This article was first published by the Huffington Post. Anyone wishing to republish the piece should please acknowledge that the original was published by the Huffington Post.
Google unintentionally sparked a diplomatic row earlier this month following its decision to change the name on its "Palestinian territories" homepage to "Palestine". The move, which Palestinian President Mahmoud Abbas reportedly called a "victory for Palestine and a step toward its liberation", provoked immediate complaint to the firm from Israeli Deputy Foreign Minister Zeev Elkin.
According to Elkin, Googleâs action "pushes peace further away...and creates among the Palestinian leadership the illusion that in this manner they can achieve the result [of statehood]. Without direct negotiation with us, nothing will happen". Israeli Foreign Ministry spokesman Yigal Palmor further asserted that "Google is not a diplomatic entity which begs the question why they are getting involved in international politics and on the controversial side".
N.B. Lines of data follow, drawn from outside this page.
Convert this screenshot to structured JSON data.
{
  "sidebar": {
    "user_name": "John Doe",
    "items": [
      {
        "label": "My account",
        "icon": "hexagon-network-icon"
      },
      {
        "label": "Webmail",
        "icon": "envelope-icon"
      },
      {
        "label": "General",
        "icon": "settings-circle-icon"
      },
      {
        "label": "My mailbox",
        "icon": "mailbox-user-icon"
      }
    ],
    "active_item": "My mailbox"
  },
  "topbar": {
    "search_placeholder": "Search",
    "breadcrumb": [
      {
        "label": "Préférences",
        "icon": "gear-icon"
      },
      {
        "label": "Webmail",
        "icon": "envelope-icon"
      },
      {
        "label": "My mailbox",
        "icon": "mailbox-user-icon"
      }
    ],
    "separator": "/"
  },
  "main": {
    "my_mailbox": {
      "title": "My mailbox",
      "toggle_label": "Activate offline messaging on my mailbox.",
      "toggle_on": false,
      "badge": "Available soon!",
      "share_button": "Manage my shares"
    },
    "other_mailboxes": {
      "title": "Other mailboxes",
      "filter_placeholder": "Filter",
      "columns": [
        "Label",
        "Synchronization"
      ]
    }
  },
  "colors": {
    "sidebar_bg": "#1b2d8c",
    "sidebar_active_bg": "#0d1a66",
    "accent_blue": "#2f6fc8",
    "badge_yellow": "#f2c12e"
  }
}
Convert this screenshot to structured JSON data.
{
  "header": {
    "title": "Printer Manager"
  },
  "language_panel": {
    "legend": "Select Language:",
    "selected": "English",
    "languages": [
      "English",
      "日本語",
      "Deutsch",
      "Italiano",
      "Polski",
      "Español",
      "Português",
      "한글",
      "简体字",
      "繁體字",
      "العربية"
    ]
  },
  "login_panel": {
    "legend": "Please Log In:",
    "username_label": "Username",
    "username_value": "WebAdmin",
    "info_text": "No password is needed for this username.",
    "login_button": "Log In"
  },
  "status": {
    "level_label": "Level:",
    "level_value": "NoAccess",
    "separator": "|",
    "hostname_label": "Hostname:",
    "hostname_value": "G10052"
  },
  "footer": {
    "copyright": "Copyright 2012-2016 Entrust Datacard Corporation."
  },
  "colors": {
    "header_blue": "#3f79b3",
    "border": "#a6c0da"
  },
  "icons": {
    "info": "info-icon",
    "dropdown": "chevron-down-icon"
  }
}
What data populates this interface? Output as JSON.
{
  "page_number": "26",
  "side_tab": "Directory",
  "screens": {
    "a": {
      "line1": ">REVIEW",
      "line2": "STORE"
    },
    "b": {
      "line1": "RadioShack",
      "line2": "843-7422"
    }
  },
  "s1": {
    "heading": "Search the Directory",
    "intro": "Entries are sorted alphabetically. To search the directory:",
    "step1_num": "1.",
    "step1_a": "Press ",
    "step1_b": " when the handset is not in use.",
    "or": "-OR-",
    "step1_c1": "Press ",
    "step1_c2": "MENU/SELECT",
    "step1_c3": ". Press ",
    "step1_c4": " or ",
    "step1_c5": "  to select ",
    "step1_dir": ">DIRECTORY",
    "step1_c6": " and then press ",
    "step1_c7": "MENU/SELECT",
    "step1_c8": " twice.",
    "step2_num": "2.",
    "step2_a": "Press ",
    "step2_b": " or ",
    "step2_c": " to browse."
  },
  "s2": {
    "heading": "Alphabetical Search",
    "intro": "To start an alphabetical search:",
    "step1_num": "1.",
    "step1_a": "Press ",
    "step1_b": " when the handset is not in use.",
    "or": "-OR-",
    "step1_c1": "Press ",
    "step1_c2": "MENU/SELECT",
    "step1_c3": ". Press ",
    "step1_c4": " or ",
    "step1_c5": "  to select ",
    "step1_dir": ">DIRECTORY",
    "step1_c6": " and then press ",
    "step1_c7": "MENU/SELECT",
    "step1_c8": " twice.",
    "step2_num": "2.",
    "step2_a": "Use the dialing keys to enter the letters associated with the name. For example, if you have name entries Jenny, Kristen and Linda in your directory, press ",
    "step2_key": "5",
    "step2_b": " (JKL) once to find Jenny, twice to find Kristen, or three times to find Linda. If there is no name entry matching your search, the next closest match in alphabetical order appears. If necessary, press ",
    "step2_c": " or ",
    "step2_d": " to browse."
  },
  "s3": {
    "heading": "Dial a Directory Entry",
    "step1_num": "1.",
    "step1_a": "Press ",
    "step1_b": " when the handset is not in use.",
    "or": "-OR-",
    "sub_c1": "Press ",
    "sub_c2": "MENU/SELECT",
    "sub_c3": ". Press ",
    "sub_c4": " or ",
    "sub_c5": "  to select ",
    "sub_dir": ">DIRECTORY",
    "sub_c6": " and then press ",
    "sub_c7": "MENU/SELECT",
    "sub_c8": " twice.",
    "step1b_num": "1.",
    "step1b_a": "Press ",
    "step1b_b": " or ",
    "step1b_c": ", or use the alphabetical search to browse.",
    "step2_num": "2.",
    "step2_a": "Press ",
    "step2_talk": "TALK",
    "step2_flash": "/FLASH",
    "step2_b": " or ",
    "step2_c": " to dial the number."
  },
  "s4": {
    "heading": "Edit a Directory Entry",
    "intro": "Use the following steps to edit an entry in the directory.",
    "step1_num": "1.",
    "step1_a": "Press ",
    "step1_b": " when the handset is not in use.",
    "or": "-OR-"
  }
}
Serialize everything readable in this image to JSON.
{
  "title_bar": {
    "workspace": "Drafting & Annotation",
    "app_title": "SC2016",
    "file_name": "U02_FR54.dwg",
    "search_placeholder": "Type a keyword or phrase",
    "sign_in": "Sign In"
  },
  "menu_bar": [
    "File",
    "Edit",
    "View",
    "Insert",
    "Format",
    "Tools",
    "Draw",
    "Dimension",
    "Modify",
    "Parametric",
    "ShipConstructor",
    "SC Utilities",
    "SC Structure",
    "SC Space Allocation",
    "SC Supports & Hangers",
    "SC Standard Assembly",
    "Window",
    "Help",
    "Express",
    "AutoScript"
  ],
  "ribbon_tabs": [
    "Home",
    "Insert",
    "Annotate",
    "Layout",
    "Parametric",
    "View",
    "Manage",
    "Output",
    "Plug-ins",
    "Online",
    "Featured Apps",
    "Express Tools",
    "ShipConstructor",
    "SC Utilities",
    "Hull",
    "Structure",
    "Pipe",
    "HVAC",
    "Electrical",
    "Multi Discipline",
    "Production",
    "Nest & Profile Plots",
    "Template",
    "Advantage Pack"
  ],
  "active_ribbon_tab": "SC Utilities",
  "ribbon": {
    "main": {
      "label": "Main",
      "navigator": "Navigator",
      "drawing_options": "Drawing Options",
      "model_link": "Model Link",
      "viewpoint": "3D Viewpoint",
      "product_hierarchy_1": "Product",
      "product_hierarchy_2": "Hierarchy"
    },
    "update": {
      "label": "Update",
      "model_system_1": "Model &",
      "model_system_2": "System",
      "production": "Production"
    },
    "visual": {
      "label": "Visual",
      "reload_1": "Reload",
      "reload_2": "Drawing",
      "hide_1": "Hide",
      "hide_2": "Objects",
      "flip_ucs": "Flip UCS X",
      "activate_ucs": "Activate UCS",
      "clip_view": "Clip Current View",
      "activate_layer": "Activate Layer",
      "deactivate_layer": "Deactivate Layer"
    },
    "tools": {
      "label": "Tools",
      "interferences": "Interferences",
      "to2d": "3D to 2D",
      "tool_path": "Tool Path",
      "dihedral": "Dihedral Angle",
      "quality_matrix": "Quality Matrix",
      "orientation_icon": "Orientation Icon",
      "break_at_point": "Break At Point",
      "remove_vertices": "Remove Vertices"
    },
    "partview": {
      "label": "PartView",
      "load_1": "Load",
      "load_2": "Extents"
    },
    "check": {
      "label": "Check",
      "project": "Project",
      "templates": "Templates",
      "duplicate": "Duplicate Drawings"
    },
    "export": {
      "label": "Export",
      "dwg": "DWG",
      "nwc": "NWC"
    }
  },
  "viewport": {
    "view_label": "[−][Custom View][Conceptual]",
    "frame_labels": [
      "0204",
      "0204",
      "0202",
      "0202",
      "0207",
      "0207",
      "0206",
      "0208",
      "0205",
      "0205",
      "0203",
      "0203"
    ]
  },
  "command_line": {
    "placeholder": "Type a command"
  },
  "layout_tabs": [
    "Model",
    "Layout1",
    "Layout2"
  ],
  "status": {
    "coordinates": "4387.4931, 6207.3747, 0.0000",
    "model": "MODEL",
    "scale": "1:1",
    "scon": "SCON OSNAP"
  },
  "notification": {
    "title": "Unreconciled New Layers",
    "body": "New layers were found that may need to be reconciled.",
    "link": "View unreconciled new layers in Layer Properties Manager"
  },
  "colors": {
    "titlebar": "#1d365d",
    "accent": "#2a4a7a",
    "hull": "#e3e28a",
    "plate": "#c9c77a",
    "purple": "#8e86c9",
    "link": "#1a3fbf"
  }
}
The episode underlines the potential for business decisions, whatever their motivation, to become intertwined with foreign relations among states and companies. In effect, blurring the traditional public and private sector concerns of public policy and corporate affairs, respectively, in sometimes thorny issues of political, human rights and/or legal issues.
To be sure, this is not a new phenomenon by any means, but nonetheless appears to be increasing in incidence and salience. Partly, this is driven by globalisation, and also the growth of key industries including new technology.
In the new technology area, alone, several firms other than Google have also been caught in controversy in recent years. For instance, during the Egyptian ârevolutionâ, which overthrew President Hosni Mubarak some companies, including France Telecom, were forced by the regime to temporarily shut down their networks. Meanwhile, Google and Twitter collaborated on a 'tweet to speak' programme which was used as a communications platform by some anti-Mubarak protestors.
To be clear, new technology firms are not alone in experiencing issues from working with diverse political authorities across the world. Indeed, internationally-focused companies in many other industries, ranging from energy and extractives, to fast moving consumer goods, have long been confronted with challenges too.
In this complex (sometimes uncharted) territory, firms (and indeed entire industries) can attract high profile scrutiny. For instance, Members of the European Parliament (MEPs) passed a resolution in February 2010, following the disputed Iranian presidential election of 2009, which called on EU institutions immediately to "ban the export of surveillance technology by European companies to governments and countries such as Iran". In subsequent testimony to MEPs during a hearing on human rights and new information technologies in June 2010, Barry French of Nokia Siemens Networks reportedly said that "we absolutely do find ourselves in a tricky situation and need the help of people in this room to help us navigate in these challenging times".
To be sure, various international codes of conduct, including the UN Guiding Principles on Business and Human Rights already exist and reinforce the corporate social responsibility practices of individual firms. However, some of the most enlightened companies have recognised the need for a more decisive shift toward what has been termed strategic 'corporate foreign policy'.
Corporate foreign policy aligns a firmâs external affairs activity, including media relations, risk management, corporate social responsibility, government affairs, and operational planning, in a clear strategic framework. Recognising the need for an unusual mix of core competences (e.g. in advanced diplomacy) in some of these corporate functions, capability (including tools, training and infrastructure) can be enhanced where any gaps exist.
Other example areas of capability where firms occasionally have gaps include foresight and horizon scanning (disciplines originally pioneered by Shell) to anticipate and plan for social, economic and political opportunities and threats. Firms may also need clearer internal guidance for determining decision-making, protecting stakeholders (including customers), and/or remaining faithful to corporate values, especially in fast-moving, unpredictable, crisis situations in countries with weak democratic credentials.
The relentless march of globalisation, with the interconnections this brings, means that few international companies will escape these pressures completely. And, at the same time, owing to proliferation of media, and the influence of NGOs and related stakeholders, the actions of firms are increasingly under the microscope.
For those companies which are pro-active and invest in their capability, the prizes (both in terms of mitigating risk and seizing opportunity) are potentially ever more significant. Yet for those which misstep, the fallout can be increasingly damaging, both reputationally and also for the financial bottom-line.